Instructions for the task: Say nothing but the number of lines below in which the string "compliance" appears.

Web page and app entries:

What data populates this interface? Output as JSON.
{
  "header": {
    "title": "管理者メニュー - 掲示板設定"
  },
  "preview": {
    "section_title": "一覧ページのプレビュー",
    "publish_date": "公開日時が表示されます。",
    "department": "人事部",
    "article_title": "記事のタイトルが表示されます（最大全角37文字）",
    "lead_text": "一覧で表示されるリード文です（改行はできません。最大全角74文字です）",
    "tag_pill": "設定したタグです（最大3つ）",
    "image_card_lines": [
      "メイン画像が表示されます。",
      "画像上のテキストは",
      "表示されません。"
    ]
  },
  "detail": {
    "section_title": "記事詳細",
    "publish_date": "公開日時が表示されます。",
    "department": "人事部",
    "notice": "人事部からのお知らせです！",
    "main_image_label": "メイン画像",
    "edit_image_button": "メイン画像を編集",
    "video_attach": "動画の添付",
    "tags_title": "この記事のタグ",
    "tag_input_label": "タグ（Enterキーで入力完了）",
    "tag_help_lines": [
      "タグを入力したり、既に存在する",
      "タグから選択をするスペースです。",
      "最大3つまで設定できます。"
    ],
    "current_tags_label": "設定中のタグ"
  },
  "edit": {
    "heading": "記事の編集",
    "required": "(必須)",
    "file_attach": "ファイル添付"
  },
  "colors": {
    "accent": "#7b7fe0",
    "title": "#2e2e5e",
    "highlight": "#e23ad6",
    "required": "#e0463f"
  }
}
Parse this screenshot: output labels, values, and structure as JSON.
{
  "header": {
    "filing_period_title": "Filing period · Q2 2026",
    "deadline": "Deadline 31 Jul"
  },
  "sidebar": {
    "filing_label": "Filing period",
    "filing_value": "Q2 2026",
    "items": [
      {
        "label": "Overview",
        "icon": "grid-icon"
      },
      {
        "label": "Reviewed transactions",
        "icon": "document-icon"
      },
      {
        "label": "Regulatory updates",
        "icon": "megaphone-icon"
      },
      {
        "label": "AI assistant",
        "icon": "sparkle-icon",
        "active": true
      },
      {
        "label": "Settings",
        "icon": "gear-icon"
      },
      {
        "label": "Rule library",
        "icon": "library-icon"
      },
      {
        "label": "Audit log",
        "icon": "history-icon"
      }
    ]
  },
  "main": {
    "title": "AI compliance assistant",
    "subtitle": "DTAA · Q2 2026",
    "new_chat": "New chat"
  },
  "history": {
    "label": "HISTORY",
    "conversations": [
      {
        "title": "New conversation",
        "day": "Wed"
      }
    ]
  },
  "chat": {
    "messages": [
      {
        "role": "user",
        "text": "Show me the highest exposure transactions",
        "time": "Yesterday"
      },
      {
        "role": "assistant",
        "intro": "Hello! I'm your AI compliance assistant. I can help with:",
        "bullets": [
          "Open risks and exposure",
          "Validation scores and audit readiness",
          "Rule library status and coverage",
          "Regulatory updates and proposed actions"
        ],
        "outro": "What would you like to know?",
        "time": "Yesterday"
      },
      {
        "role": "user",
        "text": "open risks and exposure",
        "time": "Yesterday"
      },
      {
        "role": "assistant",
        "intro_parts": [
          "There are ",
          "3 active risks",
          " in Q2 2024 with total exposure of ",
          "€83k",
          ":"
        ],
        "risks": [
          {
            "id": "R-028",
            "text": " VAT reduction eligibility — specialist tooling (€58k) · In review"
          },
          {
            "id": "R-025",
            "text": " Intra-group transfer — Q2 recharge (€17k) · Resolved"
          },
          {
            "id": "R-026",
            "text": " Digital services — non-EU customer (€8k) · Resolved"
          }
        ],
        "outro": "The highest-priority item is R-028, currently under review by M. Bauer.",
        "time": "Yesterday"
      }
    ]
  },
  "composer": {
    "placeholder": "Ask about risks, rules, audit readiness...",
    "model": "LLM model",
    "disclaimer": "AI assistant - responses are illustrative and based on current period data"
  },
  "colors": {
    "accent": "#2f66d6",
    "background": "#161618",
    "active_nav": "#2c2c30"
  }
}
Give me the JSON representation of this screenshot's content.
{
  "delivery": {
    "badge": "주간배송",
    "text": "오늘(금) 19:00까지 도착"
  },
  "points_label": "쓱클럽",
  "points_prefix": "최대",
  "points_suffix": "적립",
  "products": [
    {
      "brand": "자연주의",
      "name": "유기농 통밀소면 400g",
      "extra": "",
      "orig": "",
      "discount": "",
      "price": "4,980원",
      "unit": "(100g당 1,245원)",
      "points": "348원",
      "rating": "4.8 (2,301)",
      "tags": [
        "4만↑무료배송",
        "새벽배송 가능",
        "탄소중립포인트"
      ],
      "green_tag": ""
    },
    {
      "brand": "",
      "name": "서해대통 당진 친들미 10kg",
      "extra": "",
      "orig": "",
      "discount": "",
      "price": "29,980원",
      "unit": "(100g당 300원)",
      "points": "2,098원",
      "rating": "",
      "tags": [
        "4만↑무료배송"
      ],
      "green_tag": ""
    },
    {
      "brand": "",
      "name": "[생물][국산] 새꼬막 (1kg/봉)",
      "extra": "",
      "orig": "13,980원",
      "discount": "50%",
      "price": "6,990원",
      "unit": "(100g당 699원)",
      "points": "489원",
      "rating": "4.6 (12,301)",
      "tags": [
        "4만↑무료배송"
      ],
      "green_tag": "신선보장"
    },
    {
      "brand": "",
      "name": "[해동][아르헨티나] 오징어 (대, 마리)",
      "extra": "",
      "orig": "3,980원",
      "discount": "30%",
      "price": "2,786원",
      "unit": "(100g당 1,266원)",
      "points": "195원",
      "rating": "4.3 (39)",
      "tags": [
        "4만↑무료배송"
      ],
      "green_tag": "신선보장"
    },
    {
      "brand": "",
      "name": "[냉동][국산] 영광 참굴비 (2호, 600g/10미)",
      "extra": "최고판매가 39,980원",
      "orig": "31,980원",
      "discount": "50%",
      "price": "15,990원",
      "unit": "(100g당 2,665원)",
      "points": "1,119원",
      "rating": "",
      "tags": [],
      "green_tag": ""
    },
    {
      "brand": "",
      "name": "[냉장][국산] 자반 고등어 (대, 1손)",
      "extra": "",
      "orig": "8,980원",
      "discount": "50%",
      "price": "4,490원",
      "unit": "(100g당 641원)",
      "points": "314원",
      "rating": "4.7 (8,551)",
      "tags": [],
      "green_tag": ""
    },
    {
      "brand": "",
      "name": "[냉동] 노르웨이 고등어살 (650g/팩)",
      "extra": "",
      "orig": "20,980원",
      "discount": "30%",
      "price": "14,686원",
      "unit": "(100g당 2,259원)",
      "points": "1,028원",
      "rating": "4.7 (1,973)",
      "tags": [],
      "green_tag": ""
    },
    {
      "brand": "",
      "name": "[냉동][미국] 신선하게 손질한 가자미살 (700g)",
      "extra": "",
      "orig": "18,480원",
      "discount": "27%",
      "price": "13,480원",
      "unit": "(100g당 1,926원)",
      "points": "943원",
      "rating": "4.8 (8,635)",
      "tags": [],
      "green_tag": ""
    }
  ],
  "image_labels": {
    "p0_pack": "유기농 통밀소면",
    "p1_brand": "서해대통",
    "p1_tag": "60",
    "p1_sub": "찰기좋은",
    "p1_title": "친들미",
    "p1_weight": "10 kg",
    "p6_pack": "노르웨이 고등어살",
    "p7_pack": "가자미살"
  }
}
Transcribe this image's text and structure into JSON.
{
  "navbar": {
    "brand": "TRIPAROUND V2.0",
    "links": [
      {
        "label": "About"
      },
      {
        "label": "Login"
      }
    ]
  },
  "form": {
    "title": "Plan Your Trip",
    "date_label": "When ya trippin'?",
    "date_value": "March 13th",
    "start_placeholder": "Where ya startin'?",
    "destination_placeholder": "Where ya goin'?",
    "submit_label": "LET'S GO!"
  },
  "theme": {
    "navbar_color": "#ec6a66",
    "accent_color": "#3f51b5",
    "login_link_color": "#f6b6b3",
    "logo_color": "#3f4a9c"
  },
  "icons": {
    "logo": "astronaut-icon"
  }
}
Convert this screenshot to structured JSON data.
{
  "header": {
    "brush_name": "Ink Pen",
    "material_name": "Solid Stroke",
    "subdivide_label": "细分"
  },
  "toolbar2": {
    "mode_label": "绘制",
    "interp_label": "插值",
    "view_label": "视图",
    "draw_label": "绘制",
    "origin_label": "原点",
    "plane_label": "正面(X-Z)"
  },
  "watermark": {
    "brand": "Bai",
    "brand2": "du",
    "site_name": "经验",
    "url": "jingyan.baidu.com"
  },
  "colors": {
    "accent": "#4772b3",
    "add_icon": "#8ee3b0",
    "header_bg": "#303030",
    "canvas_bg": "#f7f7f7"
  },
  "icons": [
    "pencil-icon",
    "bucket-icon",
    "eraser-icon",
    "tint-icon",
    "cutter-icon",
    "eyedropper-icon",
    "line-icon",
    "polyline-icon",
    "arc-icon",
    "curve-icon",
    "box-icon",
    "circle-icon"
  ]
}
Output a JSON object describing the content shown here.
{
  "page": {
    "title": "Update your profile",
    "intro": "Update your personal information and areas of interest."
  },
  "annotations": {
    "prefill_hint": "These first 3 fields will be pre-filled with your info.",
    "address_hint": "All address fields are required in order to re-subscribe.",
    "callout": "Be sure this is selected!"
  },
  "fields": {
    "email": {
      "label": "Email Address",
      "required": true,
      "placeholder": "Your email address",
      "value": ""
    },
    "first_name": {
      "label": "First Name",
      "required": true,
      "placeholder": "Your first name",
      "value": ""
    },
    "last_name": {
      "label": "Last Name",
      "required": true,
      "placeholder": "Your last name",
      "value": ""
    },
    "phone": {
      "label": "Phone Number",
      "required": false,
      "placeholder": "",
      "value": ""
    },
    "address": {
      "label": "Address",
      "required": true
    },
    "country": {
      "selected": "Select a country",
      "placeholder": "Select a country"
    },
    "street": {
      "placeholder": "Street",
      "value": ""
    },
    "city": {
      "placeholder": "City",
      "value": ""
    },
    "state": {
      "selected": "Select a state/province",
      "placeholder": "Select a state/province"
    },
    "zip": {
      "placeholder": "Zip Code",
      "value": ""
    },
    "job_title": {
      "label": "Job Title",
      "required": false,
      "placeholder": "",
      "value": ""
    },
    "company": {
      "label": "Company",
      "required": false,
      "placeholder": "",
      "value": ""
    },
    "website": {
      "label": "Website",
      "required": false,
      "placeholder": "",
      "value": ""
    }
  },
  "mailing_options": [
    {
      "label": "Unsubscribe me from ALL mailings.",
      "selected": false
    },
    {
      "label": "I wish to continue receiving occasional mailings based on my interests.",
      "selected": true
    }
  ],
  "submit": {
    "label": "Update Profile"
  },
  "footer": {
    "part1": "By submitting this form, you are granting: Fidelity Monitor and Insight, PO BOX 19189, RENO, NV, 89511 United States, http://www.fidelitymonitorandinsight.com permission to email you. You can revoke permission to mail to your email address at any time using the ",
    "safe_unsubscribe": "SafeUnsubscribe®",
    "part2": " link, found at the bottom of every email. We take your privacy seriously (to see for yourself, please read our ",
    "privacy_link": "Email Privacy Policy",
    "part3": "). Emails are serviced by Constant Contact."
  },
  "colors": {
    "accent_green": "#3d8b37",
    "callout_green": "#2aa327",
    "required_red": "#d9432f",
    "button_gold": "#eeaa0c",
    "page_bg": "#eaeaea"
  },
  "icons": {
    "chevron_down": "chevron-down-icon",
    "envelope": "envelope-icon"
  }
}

Answer below: 2